    the idea of bass specific cabs seems like a pain. being that playing live involves being heard, i can understand why most bassists just buy loud cabs. it makes things a lot easier when you can just pick up any integrated head rather than assembling a rack rig.
  15. geshel


    Oct 2, 2001
    1. clean - I want a speaker that's pretty flat, so that the sound live is the same as the direct sound

    2. light, fairly small - broken up into pieces 40lbs or less, that fit in my small sedan (a typical 2x10 is pretty much too big)

    3. loud - I've got power, so if it's inefficient it needs to be able to handle the juice

    Currently this is manifested by two EA VL-110s. They don't cover below 45Hz, which is acceptable. I like the sound of my Acme B-1, but it would require too many of them (probably four) for enough live sound.

    I think things are going to go through quite a flux now that neodymium-magnet woofers have hit the market. I could see an ELF sub about like the S18-D, but with two 18" drivers in it, one forwards-facing, the other rear facing. It'd weigh less than the current single one, and because of the ELF processing the box wouldn't necessarily have to be much (if any) larger.

    I also think it makes more sense, with lighter drivers, to invest in lighter cabinet materials. Especially complex designs like EA, they're using a lighter plywood now, but a fiberglass or honeycomb material might really be nice.

    So, I think it's within the realm of the soon-to-be-possible to dream of a rig such as: two VL-110ish cabs that extend to 50Hz, 100dB efficiency, weighing ~25lb each. Add a 20" cube, 40lb, dual-18 ELF sub when needed (this would more properly be part of a sweet, compact PA system). A PLX3402 and ELF processor would make one 30lb rack, then add preamplification of choice. For small gigs, a small head like WW or Clarus and one or two cabs.
  16. i think we are talking to ourselves. if it is important for you to have flat response then sign up for non-eden specs. ultimately...myself...i want my audience to be able to connect...i don't care if it is 30hz or way up the the freq. scale. if i see the booty move...I am happy. If i have a cab that pushes 30hz faithfully and does not garner a reaction (a head nod, a booty shake...anything)

    then i have failed as a musician.....
  17. Ryan L.

    Ryan L. Moderator Staff Member Supporting Member

    Aug 7, 2000
    West Fargo, ND
    I want cabs that do exactly what mine do. I have two Ampeg SVT410HLF's. To MY ears, they have superb lows, especially for 10"s (I don't read specs, I go by what I hear). They are loud enough for any sort of situation I have or ever will be in. And they are portable enough so that I can fit both of them, my rack, Rockstand, pedalboard, and duffel bag in the back of my Durango.(my basses ride on the middle row seat) They do exactly everything I could ask for.

    So I don't know what category mine fit into.;)
  18. Golem II

    Golem II

    Jan 4, 2002
    Macon, GA, USA
    You do realize that Geoff was talking about a Euphonic Audio cabinet (the CXL 112,) not an Eden, right?

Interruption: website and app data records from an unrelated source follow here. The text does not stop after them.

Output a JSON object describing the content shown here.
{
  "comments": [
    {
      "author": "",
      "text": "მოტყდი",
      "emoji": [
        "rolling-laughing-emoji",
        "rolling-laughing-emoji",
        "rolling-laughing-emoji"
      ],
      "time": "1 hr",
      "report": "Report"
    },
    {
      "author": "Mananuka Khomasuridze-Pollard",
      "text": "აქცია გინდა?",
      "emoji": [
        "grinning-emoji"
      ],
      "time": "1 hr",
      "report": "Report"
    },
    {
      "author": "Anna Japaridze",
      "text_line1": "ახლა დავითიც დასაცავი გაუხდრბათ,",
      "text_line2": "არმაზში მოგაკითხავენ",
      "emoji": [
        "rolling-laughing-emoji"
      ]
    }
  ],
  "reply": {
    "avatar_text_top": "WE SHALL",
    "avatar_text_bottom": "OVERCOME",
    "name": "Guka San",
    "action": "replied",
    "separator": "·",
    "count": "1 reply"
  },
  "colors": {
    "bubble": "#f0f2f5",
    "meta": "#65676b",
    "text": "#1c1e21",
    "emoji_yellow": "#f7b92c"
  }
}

Would you consider their specs to be overhyped as well?
  19. FretNoMore

    FretNoMore * Cooking with GAS *

    Jan 25, 2002
    The frozen north
    If you call the specs baloney I think it's up to you to prove that. It'd be very interesting to see some measurements if you have the tools and know-how to do that. On the other hand perhaps specs mean less than we'd like, ears rule. I just pressed the 75Hz low cut on my PA and my bass sounds much better. Go figure. :)

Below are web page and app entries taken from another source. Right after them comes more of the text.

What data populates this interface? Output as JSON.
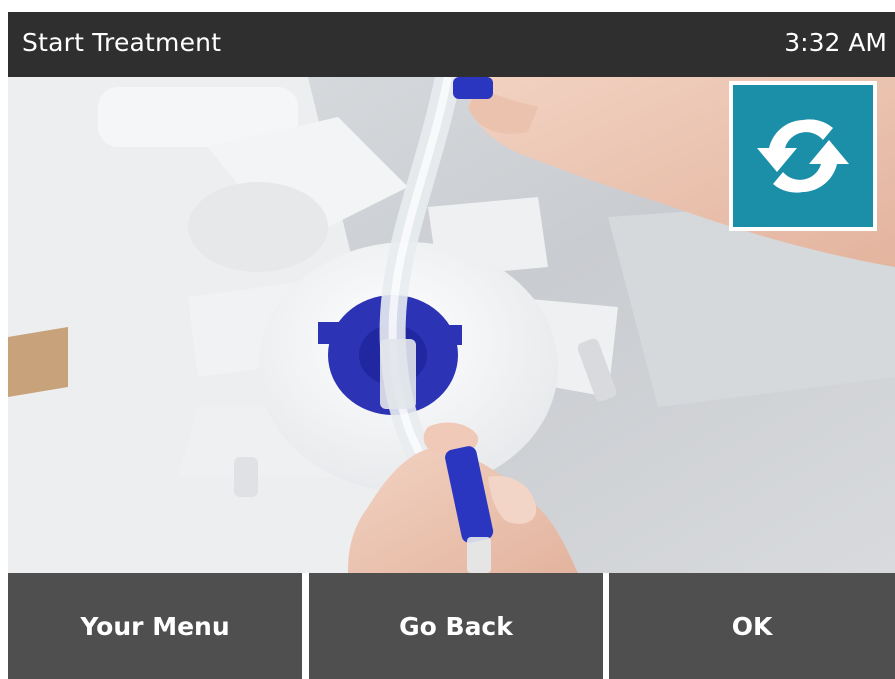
{
  "header": {
    "title": "Start Treatment",
    "time": "3:32 AM"
  },
  "media": {
    "icon": "treatment-setup-photo"
  },
  "refresh_button": {
    "icon": "refresh-icon",
    "color": "#1b8ea8"
  },
  "softkeys": {
    "left": "Your Menu",
    "center": "Go Back",
    "right": "OK"
  },
  "colors": {
    "header_bg": "#2f2f2f",
    "softkey_bg": "#4f4f4f",
    "accent": "#1b8ea8"
  }
}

    Don't get me wrong, I'd also like a small cabinet that goes low, has high efficiency and a flat response. You can always dial out stuff, it's harder to add something in which isn't there to begin with.
  20. coyoteboy

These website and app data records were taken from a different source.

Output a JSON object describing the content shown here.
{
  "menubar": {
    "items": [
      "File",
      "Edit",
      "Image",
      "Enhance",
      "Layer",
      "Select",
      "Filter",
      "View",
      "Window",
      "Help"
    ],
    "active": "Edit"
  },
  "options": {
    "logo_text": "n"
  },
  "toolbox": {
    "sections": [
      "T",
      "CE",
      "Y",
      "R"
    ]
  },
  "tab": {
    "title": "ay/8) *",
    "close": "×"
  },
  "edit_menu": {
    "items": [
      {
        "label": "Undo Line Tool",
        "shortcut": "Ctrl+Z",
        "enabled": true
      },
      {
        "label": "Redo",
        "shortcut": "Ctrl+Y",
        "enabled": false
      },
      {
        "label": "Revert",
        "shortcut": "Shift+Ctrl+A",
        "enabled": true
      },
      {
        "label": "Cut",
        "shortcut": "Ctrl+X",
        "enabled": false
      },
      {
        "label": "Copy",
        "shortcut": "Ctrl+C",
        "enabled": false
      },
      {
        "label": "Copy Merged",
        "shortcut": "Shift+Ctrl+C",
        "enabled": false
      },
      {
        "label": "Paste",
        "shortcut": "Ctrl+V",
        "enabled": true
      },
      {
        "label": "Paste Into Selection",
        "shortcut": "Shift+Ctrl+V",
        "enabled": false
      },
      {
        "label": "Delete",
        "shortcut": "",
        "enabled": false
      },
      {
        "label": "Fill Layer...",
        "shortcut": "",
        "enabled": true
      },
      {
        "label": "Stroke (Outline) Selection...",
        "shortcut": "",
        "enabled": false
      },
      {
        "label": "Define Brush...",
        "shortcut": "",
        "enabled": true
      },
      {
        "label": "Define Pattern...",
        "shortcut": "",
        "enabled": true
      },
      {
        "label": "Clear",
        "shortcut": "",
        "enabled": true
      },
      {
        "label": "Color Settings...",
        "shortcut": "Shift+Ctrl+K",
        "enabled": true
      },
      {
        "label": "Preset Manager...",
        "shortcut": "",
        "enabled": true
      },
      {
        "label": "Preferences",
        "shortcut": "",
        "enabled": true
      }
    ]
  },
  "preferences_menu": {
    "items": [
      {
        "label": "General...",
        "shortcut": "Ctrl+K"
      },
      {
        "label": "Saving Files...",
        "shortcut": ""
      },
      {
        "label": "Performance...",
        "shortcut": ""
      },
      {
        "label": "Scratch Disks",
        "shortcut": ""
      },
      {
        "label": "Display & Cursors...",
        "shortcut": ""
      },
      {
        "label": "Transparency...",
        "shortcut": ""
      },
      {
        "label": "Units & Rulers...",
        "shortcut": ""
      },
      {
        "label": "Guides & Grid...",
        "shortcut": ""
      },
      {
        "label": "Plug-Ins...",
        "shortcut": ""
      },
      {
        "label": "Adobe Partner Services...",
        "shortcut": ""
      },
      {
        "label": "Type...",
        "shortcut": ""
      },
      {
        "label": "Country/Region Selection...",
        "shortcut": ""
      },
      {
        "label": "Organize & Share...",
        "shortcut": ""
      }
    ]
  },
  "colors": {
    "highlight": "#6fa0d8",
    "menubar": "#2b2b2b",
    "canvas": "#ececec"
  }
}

    coyoteboy easy there, Ned Supporting Member

    Mar 29, 2000
    Sactomato, CA

    does the Bag End ELF design break the 2 out of 3 rule? Or does having an active subwoofer controller discount this design from the discussion. I'm seriously thinking of getting one to go with the BE Q10 that's on the way.